prises. With his brother, James E. Mullin, he became associated with another 
brother, John Mullin, who had, in 1845, established a wholesale grocery business, 
which they conducted on College street, now St. Paul street. There they built 
up a very extensive and successful enterprise, their patronage constantly growing, 
as their trade interests extended over a wide territory. In the early years of the 
business there were practically no railroads in this section of the continent, 
while means of water transportation were but slightly developed. They hauled 
much of their stock with teams and, notwithstanding the difficulties involved, they 
were enterprising enough to compete for business as far west as Toronto.

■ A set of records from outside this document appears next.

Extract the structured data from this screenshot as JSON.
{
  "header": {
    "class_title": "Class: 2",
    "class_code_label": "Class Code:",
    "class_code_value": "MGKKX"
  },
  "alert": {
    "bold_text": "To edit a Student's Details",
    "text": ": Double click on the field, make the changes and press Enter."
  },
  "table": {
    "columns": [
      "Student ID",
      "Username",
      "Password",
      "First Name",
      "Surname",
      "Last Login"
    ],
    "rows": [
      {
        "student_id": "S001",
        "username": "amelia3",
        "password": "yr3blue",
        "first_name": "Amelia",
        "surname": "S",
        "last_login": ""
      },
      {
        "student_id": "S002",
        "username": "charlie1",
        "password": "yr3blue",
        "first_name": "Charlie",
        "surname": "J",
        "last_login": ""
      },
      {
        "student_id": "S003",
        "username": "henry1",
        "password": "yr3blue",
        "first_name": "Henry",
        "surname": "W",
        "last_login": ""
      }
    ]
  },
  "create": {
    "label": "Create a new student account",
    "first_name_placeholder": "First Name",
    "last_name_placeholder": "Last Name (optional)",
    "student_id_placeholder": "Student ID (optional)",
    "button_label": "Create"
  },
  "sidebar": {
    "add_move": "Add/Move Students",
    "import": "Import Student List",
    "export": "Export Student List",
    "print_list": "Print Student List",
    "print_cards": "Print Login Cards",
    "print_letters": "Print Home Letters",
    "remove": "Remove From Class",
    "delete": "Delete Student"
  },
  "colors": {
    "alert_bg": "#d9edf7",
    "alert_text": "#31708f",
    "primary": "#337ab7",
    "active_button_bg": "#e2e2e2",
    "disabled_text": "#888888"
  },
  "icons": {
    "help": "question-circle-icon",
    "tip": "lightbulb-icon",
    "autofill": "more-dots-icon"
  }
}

Their 
merchandise was taken from Montreal to that city by team, the journey requiring 
two weeks. John Mullin died in 1853, after which the business was conducted 
by James E. and Patrick Mullin, under the firm name of J. E. Mullin & Company. 
Both brothers had great faith in the ultimate growth and prosperity of the city 
and because of this they made large investments in real estate, gradually acquiring 
the ownership of the block upon which they conducted their business, extending 
Irom the rear of the Grand Trunk offices to the Haymarket. Patrick Mullin also 
invested in other real estate until his holdings were extensive and important. 
The large block which the brothers acquired on St. Paul and William streets later 
became the location of the present plant o'f the Canada Cold Storage Company 
and Mr. Mullin became a pioneer in that line of business in the city. He was